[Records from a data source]
====
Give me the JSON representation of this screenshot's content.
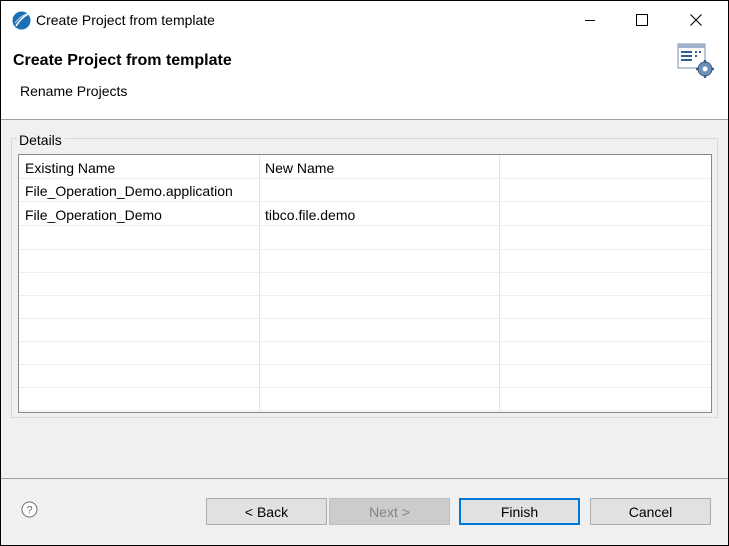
{
  "window": {
    "title": "Create Project from template",
    "controls": {
      "minimize": "minimize",
      "maximize": "maximize",
      "close": "close"
    }
  },
  "header": {
    "title": "Create Project from template",
    "subtitle": "Rename Projects",
    "icon": "wizard-settings-icon"
  },
  "details": {
    "label": "Details",
    "columns": [
      "Existing Name",
      "New Name",
      ""
    ],
    "rows": [
      {
        "existing": "File_Operation_Demo.application",
        "new": ""
      },
      {
        "existing": "File_Operation_Demo",
        "new": "tibco.file.demo"
      }
    ]
  },
  "footer": {
    "help_icon": "help-icon",
    "back_label": "< Back",
    "next_label": "Next >",
    "finish_label": "Finish",
    "cancel_label": "Cancel"
  },
  "colors": {
    "accent": "#0078d7",
    "app_icon": "#1a6fb5"
  }
}
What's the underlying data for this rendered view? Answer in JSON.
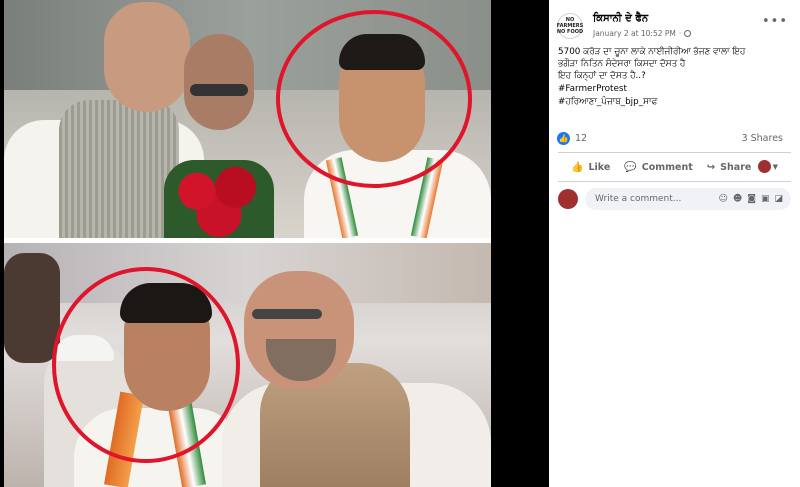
{
  "post": {
    "author": "ਕਿਸਾਨੀ ਦੇ ਫੈਨ",
    "page_logo_text": "NO FARMERS NO FOOD",
    "date": "January 2 at 10:52 PM",
    "separator": "·",
    "audience_icon": "globe-icon",
    "more_icon": "ellipsis-icon",
    "more_label": "•••",
    "text_lines": [
      "5700 ਕਰੋੜ ਦਾ ਚੂਨਾ ਲਾਕੇ ਨਾਈਜੀਰੀਆ ਭੱਜਣ ਵਾਲਾ ਇਹ",
      "ਭਗੌੜਾ ਨਿਤਿਨ ਸੰਦੇਸਰਾ ਕਿਸਦਾ ਦੋਸਤ ਹੈ",
      "ਇਹ ਕਿਨ੍ਹਾਂ ਦਾ ਦੋਸਤ ਹੈ..?"
    ],
    "hashtags": [
      "#FarmerProtest",
      "#ਹਰਿਆਣਾ_ਪੰਜਾਬ_bjp_ਸਾਫ"
    ],
    "reaction_count": "12",
    "shares": "3 Shares",
    "actions": {
      "like": "Like",
      "comment": "Comment",
      "share": "Share"
    },
    "comment_placeholder": "Write a comment..."
  },
  "colors": {
    "highlight_circle": "#e0152b",
    "facebook_blue": "#1877f2",
    "secondary_text": "#65676b"
  }
}
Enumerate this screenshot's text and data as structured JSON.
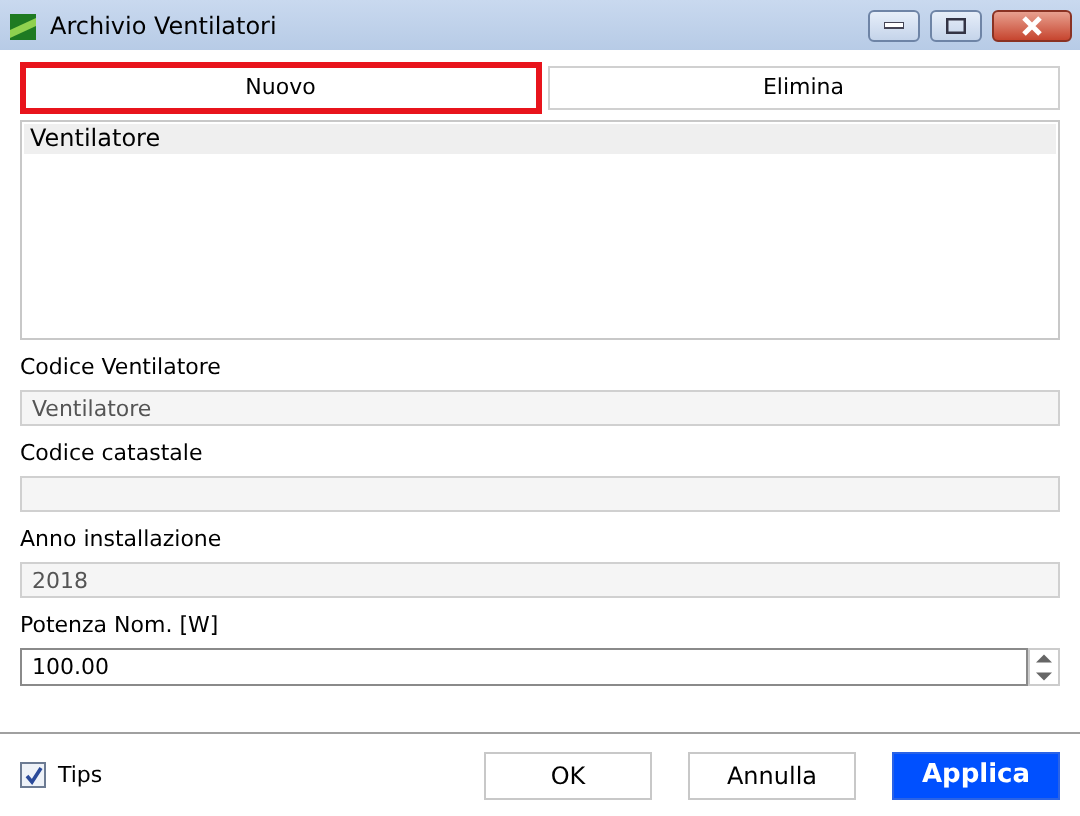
{
  "window": {
    "title": "Archivio Ventilatori"
  },
  "actions": [
    {
      "label": "Nuovo",
      "highlighted": true
    },
    {
      "label": "Elimina",
      "highlighted": false
    }
  ],
  "list": {
    "columns": [
      "Ventilatore"
    ]
  },
  "fields": [
    {
      "label": "Codice Ventilatore",
      "value": "Ventilatore",
      "kind": "text",
      "disabled": true
    },
    {
      "label": "Codice catastale",
      "kind": "text",
      "disabled": true
    },
    {
      "label": "Anno installazione",
      "value": "2018",
      "kind": "text",
      "disabled": true
    },
    {
      "label": "Potenza Nom. [W]",
      "value": "100.00",
      "kind": "spin",
      "disabled": false
    }
  ],
  "tips": {
    "label": "Tips",
    "checked": true
  },
  "buttons": [
    {
      "label": "OK",
      "kind": "normal"
    },
    {
      "label": "Annulla",
      "kind": "normal"
    },
    {
      "label": "Applica",
      "kind": "primary"
    }
  ]
}
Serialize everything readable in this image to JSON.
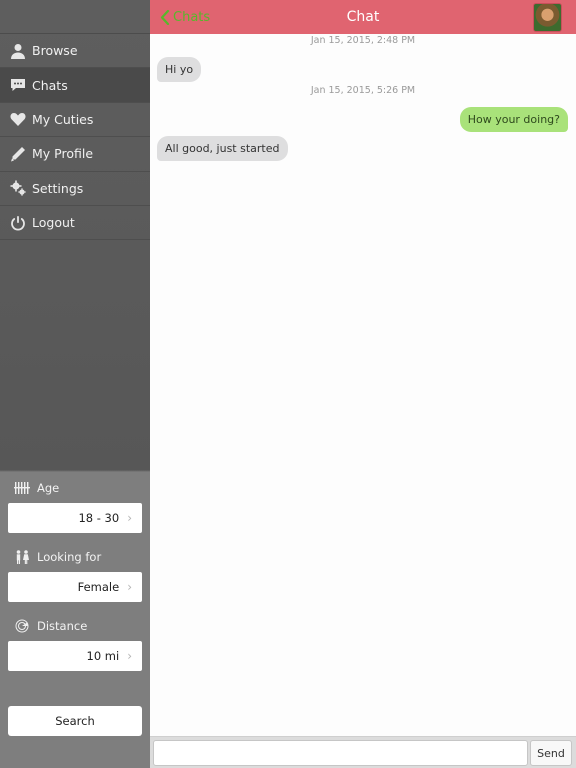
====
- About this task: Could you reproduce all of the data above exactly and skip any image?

- Result for this exercise:
Give me the JSON representation of this screenshot's content.
{
  "window": {
    "title": "Create Project from template",
    "controls": {
      "minimize": "minimize",
      "maximize": "maximize",
      "close": "close"
    }
  },
  "header": {
    "title": "Create Project from template",
    "subtitle": "Rename Projects",
    "icon": "wizard-settings-icon"
  },
  "details": {
    "label": "Details",
    "columns": [
      "Existing Name",
      "New Name",
      ""
    ],
    "rows": [
      {
        "existing": "File_Operation_Demo.application",
        "new": ""
      },
      {
        "existing": "File_Operation_Demo",
        "new": "tibco.file.demo"
      }
    ]
  },
  "footer": {
    "help_icon": "help-icon",
    "back_label": "< Back",
    "next_label": "Next >",
    "finish_label": "Finish",
    "cancel_label": "Cancel"
  },
  "colors": {
    "accent": "#0078d7",
    "app_icon": "#1a6fb5"
  }
}
What's the underlying data for this rendered view? Answer in JSON.
{
  "post": {
    "author": "ਕਿਸਾਨੀ ਦੇ ਫੈਨ",
    "page_logo_text": "NO FARMERS NO FOOD",
    "date": "January 2 at 10:52 PM",
    "separator": "·",
    "audience_icon": "globe-icon",
    "more_icon": "ellipsis-icon",
    "more_label": "•••",
    "text_lines": [
      "5700 ਕਰੋੜ ਦਾ ਚੂਨਾ ਲਾਕੇ ਨਾਈਜੀਰੀਆ ਭੱਜਣ ਵਾਲਾ ਇਹ",
      "ਭਗੌੜਾ ਨਿਤਿਨ ਸੰਦੇਸਰਾ ਕਿਸਦਾ ਦੋਸਤ ਹੈ",
      "ਇਹ ਕਿਨ੍ਹਾਂ ਦਾ ਦੋਸਤ ਹੈ..?"
    ],
    "hashtags": [
      "#FarmerProtest",
      "#ਹਰਿਆਣਾ_ਪੰਜਾਬ_bjp_ਸਾਫ"
    ],
    "reaction_count": "12",
    "shares": "3 Shares",
    "actions": {
      "like": "Like",
      "comment": "Comment",
      "share": "Share"
    },
    "comment_placeholder": "Write a comment..."
  },
  "colors": {
    "highlight_circle": "#e0152b",
    "facebook_blue": "#1877f2",
    "secondary_text": "#65676b"
  }
}
Enumerate this screenshot's text and data as structured JSON.
{
  "window": {
    "title": "Archivio Ventilatori"
  },
  "actions": [
    {
      "label": "Nuovo",
      "highlighted": true
    },
    {
      "label": "Elimina",
      "highlighted": false
    }
  ],
  "list": {
    "columns": [
      "Ventilatore"
    ]
  },
  "fields": [
    {
      "label": "Codice Ventilatore",
      "value": "Ventilatore",
      "kind": "text",
      "disabled": true
    },
    {
      "label": "Codice catastale",
      "kind": "text",
      "disabled": true
    },
    {
      "label": "Anno installazione",
      "value": "2018",
      "kind": "text",
      "disabled": true
    },
    {
      "label": "Potenza Nom. [W]",
      "value": "100.00",
      "kind": "spin",
      "disabled": false
    }
  ],
  "tips": {
    "label": "Tips",
    "checked": true
  },
  "buttons": [
    {
      "label": "OK",
      "kind": "normal"
    },
    {
      "label": "Annulla",
      "kind": "normal"
    },
    {
      "label": "Applica",
      "kind": "primary"
    }
  ]
}
Serialize everything readable in this image to JSON.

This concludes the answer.